months. If sick, or if ashore, his pay
continues. By entering for ten years certain,
he is assured the regular receipt of yearly
pay, without any abatement. His yearly
wages are two shillings under twenty-nine
pounds; after ten years' service he is
qualified to retire upon sixpence a day as a
pension: which he may receive while following
any other calling that he likes, or, if he will,
while sailing under merchant flags. After
fifteen years of service, he is qualified to
receive eightpence a day; these pensions are
granted at the discretion of the Admiralty.
After twenty years of service, the navy seaman
is qualified to receive a pension of about
a shilling a day, which it is in no man's
discretion to deny him. Since, therefore, he
may enter the service at the age of eighteen,
a man who has so entered may, at the age
of thirty-eight, while still young, retire,
having earned a pension of eighteen or nineteen
pounds a year for life, in aid of whatever
else he may do for his living, and with his
head well stored, not only by experience, but,
if it has so pleased him, by book-knowledge;
for, the man of war's man has always on
board the use of a library and a school-
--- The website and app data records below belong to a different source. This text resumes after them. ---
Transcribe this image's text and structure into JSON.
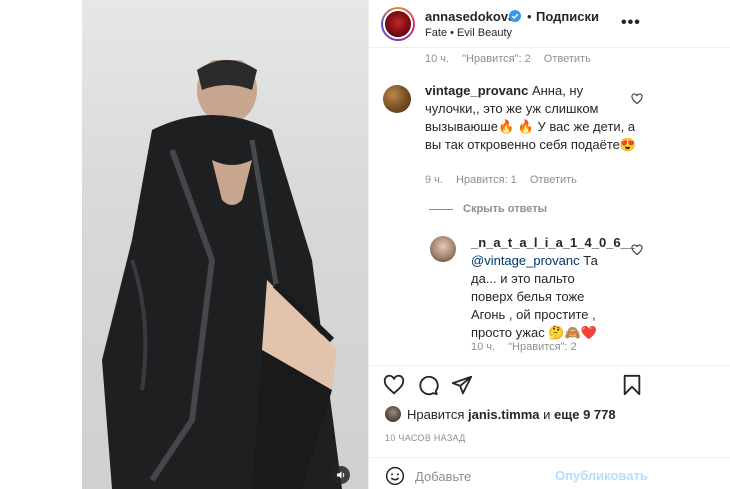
{
  "header": {
    "username": "annasedokova",
    "dot": "•",
    "follow_state": "Подписки",
    "location": "Fate • Evil Beauty",
    "more": "•••"
  },
  "comments": {
    "top_meta": {
      "time": "10 ч.",
      "likes": "\"Нравится\": 2",
      "reply": "Ответить"
    },
    "comment1": {
      "username": "vintage_provanc",
      "text": "Анна, ну чулочки,, это же уж слишком вызываюше🔥 🔥 У вас же дети, а вы так откровенно себя подаёте😍",
      "time": "9 ч.",
      "likes": "Нравится: 1",
      "reply": "Ответить"
    },
    "toggle_replies": "Скрыть ответы",
    "reply1": {
      "username": "_n_a_t_a_l_i_a_1_4_0_6__",
      "mention": "@vintage_provanc",
      "text": "Та да... и это пальто поверх белья тоже Агонь , ой простите , просто ужас 🤔🙈❤️",
      "time": "10 ч.",
      "likes": "\"Нравится\": 2"
    }
  },
  "likes": {
    "prefix": "Нравится",
    "user": "janis.timma",
    "conj": "и",
    "count": "еще 9 778"
  },
  "timestamp": "10 ЧАСОВ НАЗАД",
  "add_comment": {
    "placeholder": "Добавьте",
    "publish": "Опубликовать"
  },
  "icons": {
    "heart": "heart-icon",
    "comment": "comment-icon",
    "share": "paper-plane-icon",
    "save": "bookmark-icon",
    "emoji": "smiley-icon",
    "volume": "speaker-icon",
    "verified": "verified-badge-icon"
  },
  "colors": {
    "verified": "#3897f0",
    "link": "#00376b",
    "publish_disabled": "#b2dffc",
    "meta": "#8e8e8e"
  }
}
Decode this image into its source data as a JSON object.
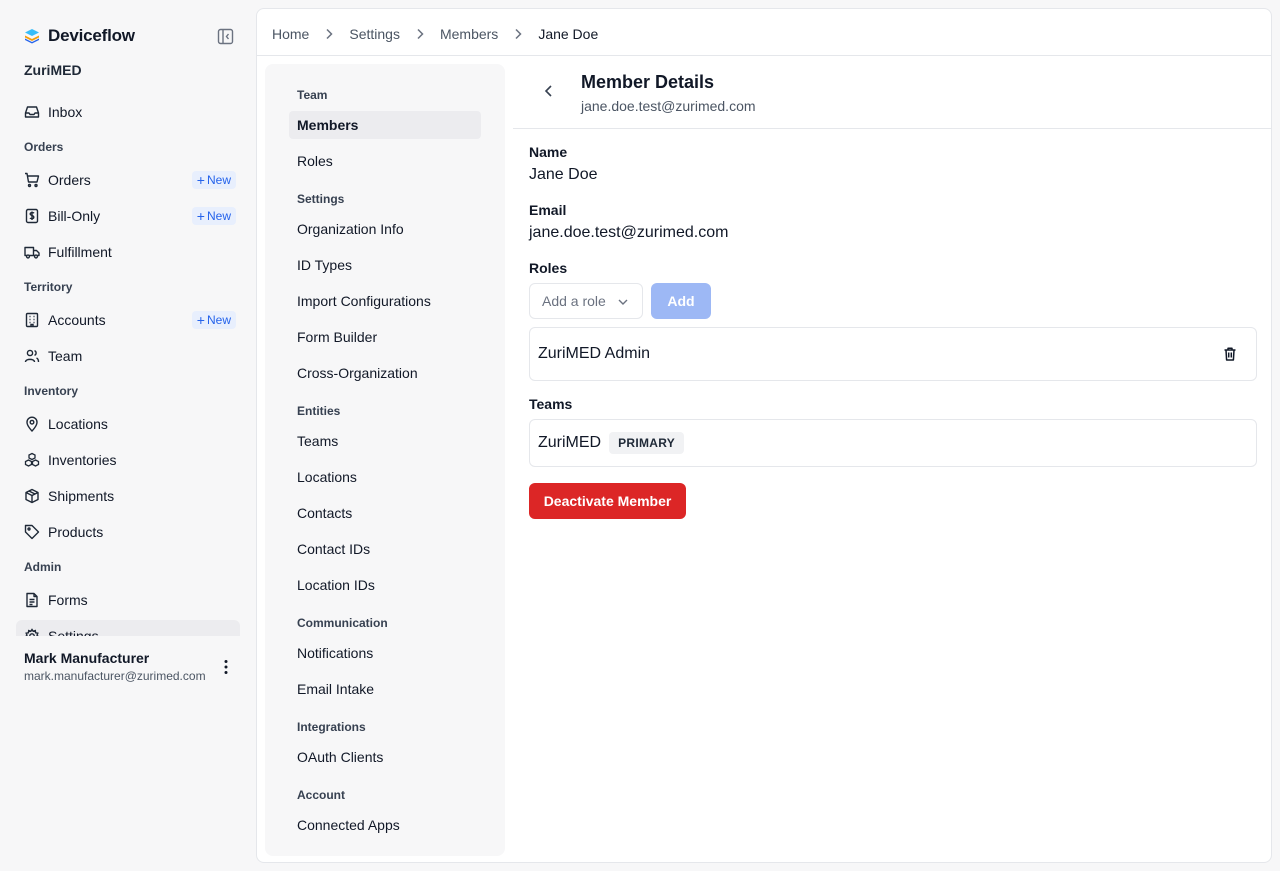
{
  "app": {
    "name": "Deviceflow",
    "org": "ZuriMED"
  },
  "sidebar": {
    "groups": {
      "orders": "Orders",
      "territory": "Territory",
      "inventory": "Inventory",
      "admin": "Admin"
    },
    "items": {
      "inbox": "Inbox",
      "orders": "Orders",
      "bill_only": "Bill-Only",
      "fulfillment": "Fulfillment",
      "accounts": "Accounts",
      "team": "Team",
      "locations": "Locations",
      "inventories": "Inventories",
      "shipments": "Shipments",
      "products": "Products",
      "forms": "Forms",
      "settings": "Settings"
    },
    "new_label": "New"
  },
  "user": {
    "name": "Mark Manufacturer",
    "email": "mark.manufacturer@zurimed.com"
  },
  "breadcrumb": {
    "home": "Home",
    "settings": "Settings",
    "members": "Members",
    "current": "Jane Doe"
  },
  "subnav": {
    "team_head": "Team",
    "members": "Members",
    "roles": "Roles",
    "settings_head": "Settings",
    "organization_info": "Organization Info",
    "id_types": "ID Types",
    "import_configurations": "Import Configurations",
    "form_builder": "Form Builder",
    "cross_organization": "Cross-Organization",
    "entities_head": "Entities",
    "teams": "Teams",
    "locations": "Locations",
    "contacts": "Contacts",
    "contact_ids": "Contact IDs",
    "location_ids": "Location IDs",
    "communication_head": "Communication",
    "notifications": "Notifications",
    "email_intake": "Email Intake",
    "integrations_head": "Integrations",
    "oauth_clients": "OAuth Clients",
    "account_head": "Account",
    "connected_apps": "Connected Apps"
  },
  "detail": {
    "title": "Member Details",
    "subtitle": "jane.doe.test@zurimed.com",
    "name_label": "Name",
    "name_value": "Jane Doe",
    "email_label": "Email",
    "email_value": "jane.doe.test@zurimed.com",
    "roles_label": "Roles",
    "role_placeholder": "Add a role",
    "add_button": "Add",
    "roles": [
      "ZuriMED Admin"
    ],
    "teams_label": "Teams",
    "team": "ZuriMED",
    "team_badge": "PRIMARY",
    "deactivate_button": "Deactivate Member"
  },
  "colors": {
    "brand_accent": "#3b82f6",
    "danger": "#dc2626",
    "disabled_primary": "#9db8f5",
    "badge_blue": "#2563eb"
  },
  "icons": {
    "logo": "deviceflow-logo-icon",
    "collapse": "sidebar-collapse-icon",
    "inbox": "inbox-icon",
    "orders": "cart-icon",
    "bill_only": "dollar-doc-icon",
    "fulfillment": "truck-icon",
    "accounts": "building-icon",
    "team": "users-icon",
    "locations": "map-pin-icon",
    "inventories": "boxes-icon",
    "shipments": "package-icon",
    "products": "tag-icon",
    "forms": "file-text-icon",
    "settings": "gear-icon",
    "back": "chevron-left-icon",
    "delete": "trash-icon"
  }
}
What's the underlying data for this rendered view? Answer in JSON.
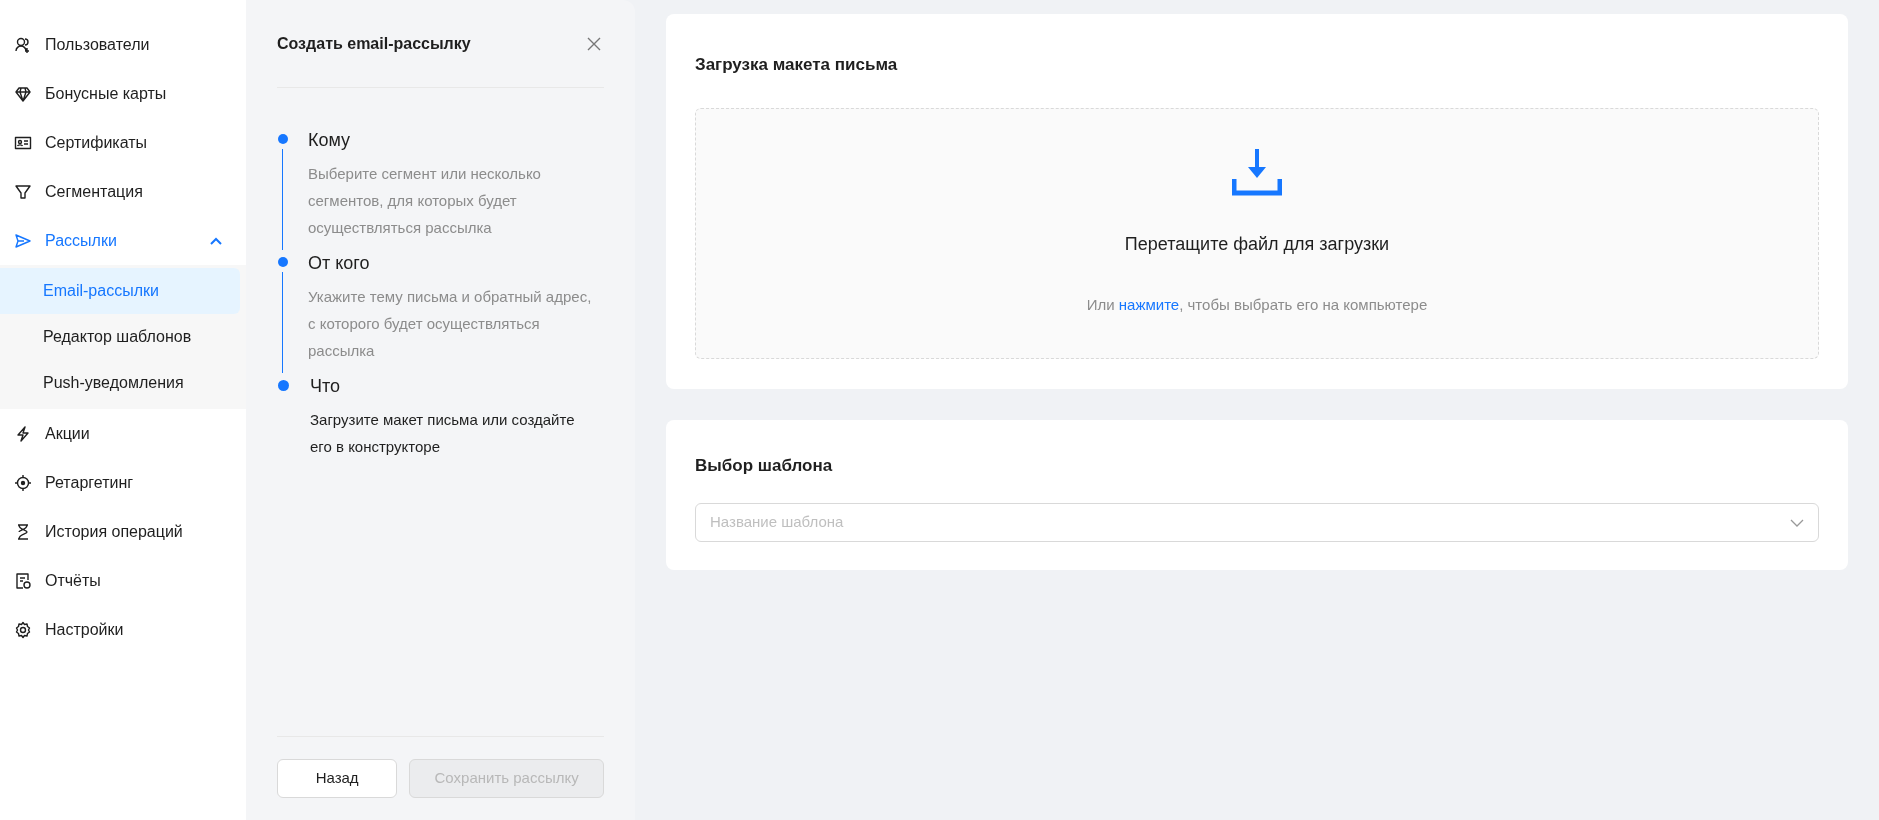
{
  "sidebar": {
    "items": [
      {
        "label": "Пользователи",
        "selected": false
      },
      {
        "label": "Бонусные карты",
        "selected": false
      },
      {
        "label": "Сертификаты",
        "selected": false
      },
      {
        "label": "Сегментация",
        "selected": false
      },
      {
        "label": "Рассылки",
        "selected": true,
        "expanded": true,
        "children": [
          {
            "label": "Email-рассылки",
            "selected": true
          },
          {
            "label": "Редактор шаблонов",
            "selected": false
          },
          {
            "label": "Push-уведомления",
            "selected": false
          }
        ]
      },
      {
        "label": "Акции",
        "selected": false
      },
      {
        "label": "Ретаргетинг",
        "selected": false
      },
      {
        "label": "История операций",
        "selected": false
      },
      {
        "label": "Отчёты",
        "selected": false
      },
      {
        "label": "Настройки",
        "selected": false
      }
    ]
  },
  "wizard": {
    "title": "Создать email-рассылку",
    "steps": [
      {
        "title": "Кому",
        "description": "Выберите сегмент или несколько сегментов, для которых будет осуществляться рассылка",
        "current": false
      },
      {
        "title": "От кого",
        "description": "Укажите тему письма и обратный адрес, с которого будет осуществляться рассылка",
        "current": false
      },
      {
        "title": "Что",
        "description": "Загрузите макет письма или создайте его в конструкторе",
        "current": true
      }
    ],
    "buttons": [
      {
        "label": "Назад",
        "disabled": false
      },
      {
        "label": "Сохранить рассылку",
        "disabled": true
      }
    ]
  },
  "upload": {
    "title": "Загрузка макета письма",
    "prompt": "Перетащите файл для загрузки",
    "hint_before": "Или ",
    "hint_link": "нажмите",
    "hint_after": ", чтобы выбрать его на компьютере"
  },
  "template": {
    "title": "Выбор шаблона",
    "placeholder": "Название шаблона"
  }
}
In addition to the certain prospect of a
pension, the seaman in the navy who
distinguishes himself by good conduct earns
badges which add from half-a-crown to nearly
eight shillings a month to his pay; he has
also fair hope of promotion, should he
deserve it, at least up to the rank of a chief
petty officer. In case of war, his share of
prize-money will be in future larger than it
has hitherto been; the claims of the seaman
being now, in that respect, more justly
acknowledged. The merchant-seaman enjoys
none of these advantages. He has no pension
in prospect; by paying a shilling a week to
his fund, he has nothing more to hope for, than
three pounds eight shillings a year, when he
is a worn-out man, or when he has passed
the age of sixty.

Such being the facts, it is impossible to
suppose that any difficulty will be felt in
obtaining sailors for the service of the country.
Experience has proved the wisdom of these
salutary changes. No difficulty is felt. There
will be no future need for the power of
impressment. It is dead; we demand for it
that it be buriedand speedily.

                         DIED IN INDIA.

WEEP not, O friends, weep not that she has faded;
    One tender flower beneath a burning sky;
Weep not that death her loveliness has shaded;
    Perchance she found it easier to die
Than to live on in a strange alien land,
A tender link snapped from her household band.

Perchance her loving heart, in that far dwelling,
    Drooped for the gentle sunshine of her home;
And through her breast, with every fevered swelling,
    Some sorrowing memory of the past would come:
And, when life's shadow deepened o'er her way,
She pined in vain for loved ones far away.

Therefore, kind Death, for very love and pity,
   First chilled her throbbing brow with his cold hand;
Then led her gently through his silent city
   On to the portals of a radiant land;
Watched while the angels twined her fadeless wreath,
Then left her.—It was not thy shore, O Death!